In 2017, schools with competitive cheer teams were mandated to ensure coaches meet all the same safety training requirements as those who coach any other interscholastic sport in the state–which includes courses on concussions, first aid and CPR.
And beginning this summer, California districts will need to acquire at least one automated external defibrillator, or AED, for each school to protect student athletes from sudden cardiac arrest during both games and practices. Studies cited by the American Heart Association have shown that, the chances of survival are close to 90 percent if a deliberator is used within the first minute of collapse, but the odds decrease by 7 percent to 10 percent for each additional minute that passes.
Nationally, the Korey Stringer Institute report showed that 45 sudden deaths were reported in American youth sports from 2007-2015. Of those, 73 percent occurred among children aged 12 to 14 years, and more than 66 percent occurred during practices.
Researchers focused on middle school sports, organized youth sports leagues and clubs, and recreational youth sport events.
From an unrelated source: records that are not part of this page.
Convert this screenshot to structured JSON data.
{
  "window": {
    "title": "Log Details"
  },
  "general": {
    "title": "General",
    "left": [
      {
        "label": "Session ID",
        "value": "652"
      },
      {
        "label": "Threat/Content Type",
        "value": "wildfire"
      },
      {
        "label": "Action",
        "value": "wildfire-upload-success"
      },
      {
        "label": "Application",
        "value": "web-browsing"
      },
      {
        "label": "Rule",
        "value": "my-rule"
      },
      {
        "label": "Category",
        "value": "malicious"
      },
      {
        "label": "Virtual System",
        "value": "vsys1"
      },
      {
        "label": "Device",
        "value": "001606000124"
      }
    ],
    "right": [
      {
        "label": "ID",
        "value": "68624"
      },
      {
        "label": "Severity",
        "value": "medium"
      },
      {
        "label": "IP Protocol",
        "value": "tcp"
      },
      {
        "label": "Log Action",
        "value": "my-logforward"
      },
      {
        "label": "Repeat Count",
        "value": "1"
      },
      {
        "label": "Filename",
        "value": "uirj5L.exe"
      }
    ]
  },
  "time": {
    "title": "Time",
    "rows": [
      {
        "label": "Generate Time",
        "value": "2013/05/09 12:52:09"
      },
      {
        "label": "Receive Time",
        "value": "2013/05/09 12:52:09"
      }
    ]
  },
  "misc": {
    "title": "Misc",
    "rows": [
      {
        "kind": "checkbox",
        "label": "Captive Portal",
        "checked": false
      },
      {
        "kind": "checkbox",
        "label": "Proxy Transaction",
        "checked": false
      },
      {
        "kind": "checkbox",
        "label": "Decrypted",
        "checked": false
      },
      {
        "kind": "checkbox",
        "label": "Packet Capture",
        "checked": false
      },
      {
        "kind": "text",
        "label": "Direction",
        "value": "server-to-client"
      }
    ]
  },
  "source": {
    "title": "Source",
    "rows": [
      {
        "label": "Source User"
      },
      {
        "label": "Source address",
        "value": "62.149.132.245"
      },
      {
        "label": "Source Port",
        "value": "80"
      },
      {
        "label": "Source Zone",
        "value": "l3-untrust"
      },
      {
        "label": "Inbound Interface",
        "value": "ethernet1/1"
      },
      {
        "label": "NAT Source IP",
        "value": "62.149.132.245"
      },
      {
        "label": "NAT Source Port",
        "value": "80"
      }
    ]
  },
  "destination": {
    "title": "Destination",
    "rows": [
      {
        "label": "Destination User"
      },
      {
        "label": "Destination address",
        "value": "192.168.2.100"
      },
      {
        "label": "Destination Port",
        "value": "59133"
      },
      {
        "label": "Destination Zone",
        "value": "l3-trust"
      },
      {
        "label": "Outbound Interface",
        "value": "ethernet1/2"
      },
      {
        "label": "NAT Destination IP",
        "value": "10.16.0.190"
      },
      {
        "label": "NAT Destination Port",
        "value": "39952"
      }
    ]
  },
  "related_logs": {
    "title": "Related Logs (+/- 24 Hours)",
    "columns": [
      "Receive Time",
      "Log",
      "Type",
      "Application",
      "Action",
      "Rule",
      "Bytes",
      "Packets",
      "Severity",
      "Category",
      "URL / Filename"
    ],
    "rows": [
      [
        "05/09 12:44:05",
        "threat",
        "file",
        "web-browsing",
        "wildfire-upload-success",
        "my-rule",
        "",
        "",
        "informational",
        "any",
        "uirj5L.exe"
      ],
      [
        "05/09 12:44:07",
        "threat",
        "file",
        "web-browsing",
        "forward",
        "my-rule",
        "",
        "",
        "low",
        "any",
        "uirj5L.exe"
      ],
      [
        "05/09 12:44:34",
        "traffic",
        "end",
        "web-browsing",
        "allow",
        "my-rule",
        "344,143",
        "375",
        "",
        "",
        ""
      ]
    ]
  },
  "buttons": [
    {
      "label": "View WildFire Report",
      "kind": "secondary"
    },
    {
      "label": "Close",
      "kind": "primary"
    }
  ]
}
More than 58 percent of sudden deaths occurred in organized middle school sports, whereas 40 percent of affected athletes participated in recreational and youth sport leagues.
Basketball accounted for the largest portion of those at 36 percent, followed by baseball and football, both at 16 percent, and soccer at 13 percent.
New York reported the largest number of sudden deaths, followed by Illinois, California, Georgia and New Jersey.
Four out of five sudden deaths affected males.
Perhaps surprisingly, given the attention typically paid to high school athletes, 58 percent of sudden deaths occurred in organized middle school sports, according to the study.
“Until this study, sudden deaths occurring in youth sport had been grouped with sudden deaths occurring in older athletic populations in previous epidemiological studies,” said Brad Endres, assistant director of sport safety at KSI and lead author of the study. “Our goal was to clearly define the understanding of ‘youth sport’ so that more appropriate and evidence-based policy decisions aimed at improving youth sport safety can be implemented.”
Recommendations to improve student athlete safety among middle school-aged children include completing a pre-participation evaluation with a medical professional prior to the start of the season; and ensuring someone at every practice and game is certified in CPR and knows how to use and has access to an automated external defibrillator.